--- SOURCE INFORMATION Enclosed Below ---

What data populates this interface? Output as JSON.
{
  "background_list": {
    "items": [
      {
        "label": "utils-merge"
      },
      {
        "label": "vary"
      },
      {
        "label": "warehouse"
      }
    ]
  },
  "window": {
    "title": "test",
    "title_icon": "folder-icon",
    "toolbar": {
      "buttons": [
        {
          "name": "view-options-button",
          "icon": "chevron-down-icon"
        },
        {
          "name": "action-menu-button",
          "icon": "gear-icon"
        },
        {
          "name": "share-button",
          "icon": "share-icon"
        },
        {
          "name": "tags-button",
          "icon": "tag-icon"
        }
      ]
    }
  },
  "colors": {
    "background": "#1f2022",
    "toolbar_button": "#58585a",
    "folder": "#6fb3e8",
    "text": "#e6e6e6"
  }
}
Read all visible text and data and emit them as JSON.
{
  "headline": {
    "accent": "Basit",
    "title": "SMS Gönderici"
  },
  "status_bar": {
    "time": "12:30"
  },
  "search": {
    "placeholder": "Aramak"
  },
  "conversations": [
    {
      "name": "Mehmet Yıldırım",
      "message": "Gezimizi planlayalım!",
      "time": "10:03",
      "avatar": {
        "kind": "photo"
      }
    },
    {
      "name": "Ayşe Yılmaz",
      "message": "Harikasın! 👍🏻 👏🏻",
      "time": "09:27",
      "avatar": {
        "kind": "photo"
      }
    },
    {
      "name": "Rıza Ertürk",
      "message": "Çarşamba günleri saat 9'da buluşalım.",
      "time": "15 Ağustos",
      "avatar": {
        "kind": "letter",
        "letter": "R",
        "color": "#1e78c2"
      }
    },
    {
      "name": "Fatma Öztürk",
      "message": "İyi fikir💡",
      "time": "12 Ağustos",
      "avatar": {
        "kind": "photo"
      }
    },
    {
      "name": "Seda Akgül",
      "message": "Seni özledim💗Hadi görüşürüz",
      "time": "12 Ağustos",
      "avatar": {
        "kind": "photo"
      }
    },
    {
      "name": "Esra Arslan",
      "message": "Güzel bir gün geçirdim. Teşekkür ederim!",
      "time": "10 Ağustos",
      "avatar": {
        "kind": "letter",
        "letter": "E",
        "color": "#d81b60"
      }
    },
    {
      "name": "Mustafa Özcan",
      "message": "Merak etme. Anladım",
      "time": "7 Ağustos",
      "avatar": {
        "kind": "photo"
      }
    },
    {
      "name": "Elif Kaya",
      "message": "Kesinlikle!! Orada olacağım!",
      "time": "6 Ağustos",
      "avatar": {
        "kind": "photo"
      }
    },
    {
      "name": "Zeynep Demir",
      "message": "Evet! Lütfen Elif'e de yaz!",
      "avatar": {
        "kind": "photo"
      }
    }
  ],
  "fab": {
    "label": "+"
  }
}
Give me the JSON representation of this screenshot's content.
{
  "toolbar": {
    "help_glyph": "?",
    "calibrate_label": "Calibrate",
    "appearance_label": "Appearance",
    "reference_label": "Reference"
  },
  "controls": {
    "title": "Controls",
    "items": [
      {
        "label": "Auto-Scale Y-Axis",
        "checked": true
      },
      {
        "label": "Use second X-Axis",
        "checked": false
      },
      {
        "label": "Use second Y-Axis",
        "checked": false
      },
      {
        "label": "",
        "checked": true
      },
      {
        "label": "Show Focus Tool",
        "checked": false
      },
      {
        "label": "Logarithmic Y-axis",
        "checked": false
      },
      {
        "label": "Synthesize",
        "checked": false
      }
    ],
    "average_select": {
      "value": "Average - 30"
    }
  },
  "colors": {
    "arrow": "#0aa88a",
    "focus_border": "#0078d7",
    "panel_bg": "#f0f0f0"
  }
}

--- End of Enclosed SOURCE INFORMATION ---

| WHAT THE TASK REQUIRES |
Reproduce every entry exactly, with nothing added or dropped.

| FINISHED TASK |
What data populates this interface? Output as JSON.
{
  "background_list": {
    "items": [
      {
        "label": "utils-merge"
      },
      {
        "label": "vary"
      },
      {
        "label": "warehouse"
      }
    ]
  },
  "window": {
    "title": "test",
    "title_icon": "folder-icon",
    "toolbar": {
      "buttons": [
        {
          "name": "view-options-button",
          "icon": "chevron-down-icon"
        },
        {
          "name": "action-menu-button",
          "icon": "gear-icon"
        },
        {
          "name": "share-button",
          "icon": "share-icon"
        },
        {
          "name": "tags-button",
          "icon": "tag-icon"
        }
      ]
    }
  },
  "colors": {
    "background": "#1f2022",
    "toolbar_button": "#58585a",
    "folder": "#6fb3e8",
    "text": "#e6e6e6"
  }
}
Read all visible text and data and emit them as JSON.
{
  "headline": {
    "accent": "Basit",
    "title": "SMS Gönderici"
  },
  "status_bar": {
    "time": "12:30"
  },
  "search": {
    "placeholder": "Aramak"
  },
  "conversations": [
    {
      "name": "Mehmet Yıldırım",
      "message": "Gezimizi planlayalım!",
      "time": "10:03",
      "avatar": {
        "kind": "photo"
      }
    },
    {
      "name": "Ayşe Yılmaz",
      "message": "Harikasın! 👍🏻 👏🏻",
      "time": "09:27",
      "avatar": {
        "kind": "photo"
      }
    },
    {
      "name": "Rıza Ertürk",
      "message": "Çarşamba günleri saat 9'da buluşalım.",
      "time": "15 Ağustos",
      "avatar": {
        "kind": "letter",
        "letter": "R",
        "color": "#1e78c2"
      }
    },
    {
      "name": "Fatma Öztürk",
      "message": "İyi fikir💡",
      "time": "12 Ağustos",
      "avatar": {
        "kind": "photo"
      }
    },
    {
      "name": "Seda Akgül",
      "message": "Seni özledim💗Hadi görüşürüz",
      "time": "12 Ağustos",
      "avatar": {
        "kind": "photo"
      }
    },
    {
      "name": "Esra Arslan",
      "message": "Güzel bir gün geçirdim. Teşekkür ederim!",
      "time": "10 Ağustos",
      "avatar": {
        "kind": "letter",
        "letter": "E",
        "color": "#d81b60"
      }
    },
    {
      "name": "Mustafa Özcan",
      "message": "Merak etme. Anladım",
      "time": "7 Ağustos",
      "avatar": {
        "kind": "photo"
      }
    },
    {
      "name": "Elif Kaya",
      "message": "Kesinlikle!! Orada olacağım!",
      "time": "6 Ağustos",
      "avatar": {
        "kind": "photo"
      }
    },
    {
      "name": "Zeynep Demir",
      "message": "Evet! Lütfen Elif'e de yaz!",
      "avatar": {
        "kind": "photo"
      }
    }
  ],
  "fab": {
    "label": "+"
  }
}
Give me the JSON representation of this screenshot's content.
{
  "toolbar": {
    "help_glyph": "?",
    "calibrate_label": "Calibrate",
    "appearance_label": "Appearance",
    "reference_label": "Reference"
  },
  "controls": {
    "title": "Controls",
    "items": [
      {
        "label": "Auto-Scale Y-Axis",
        "checked": true
      },
      {
        "label": "Use second X-Axis",
        "checked": false
      },
      {
        "label": "Use second Y-Axis",
        "checked": false
      },
      {
        "label": "",
        "checked": true
      },
      {
        "label": "Show Focus Tool",
        "checked": false
      },
      {
        "label": "Logarithmic Y-axis",
        "checked": false
      },
      {
        "label": "Synthesize",
        "checked": false
      }
    ],
    "average_select": {
      "value": "Average - 30"
    }
  },
  "colors": {
    "arrow": "#0aa88a",
    "focus_border": "#0078d7",
    "panel_bg": "#f0f0f0"
  }
}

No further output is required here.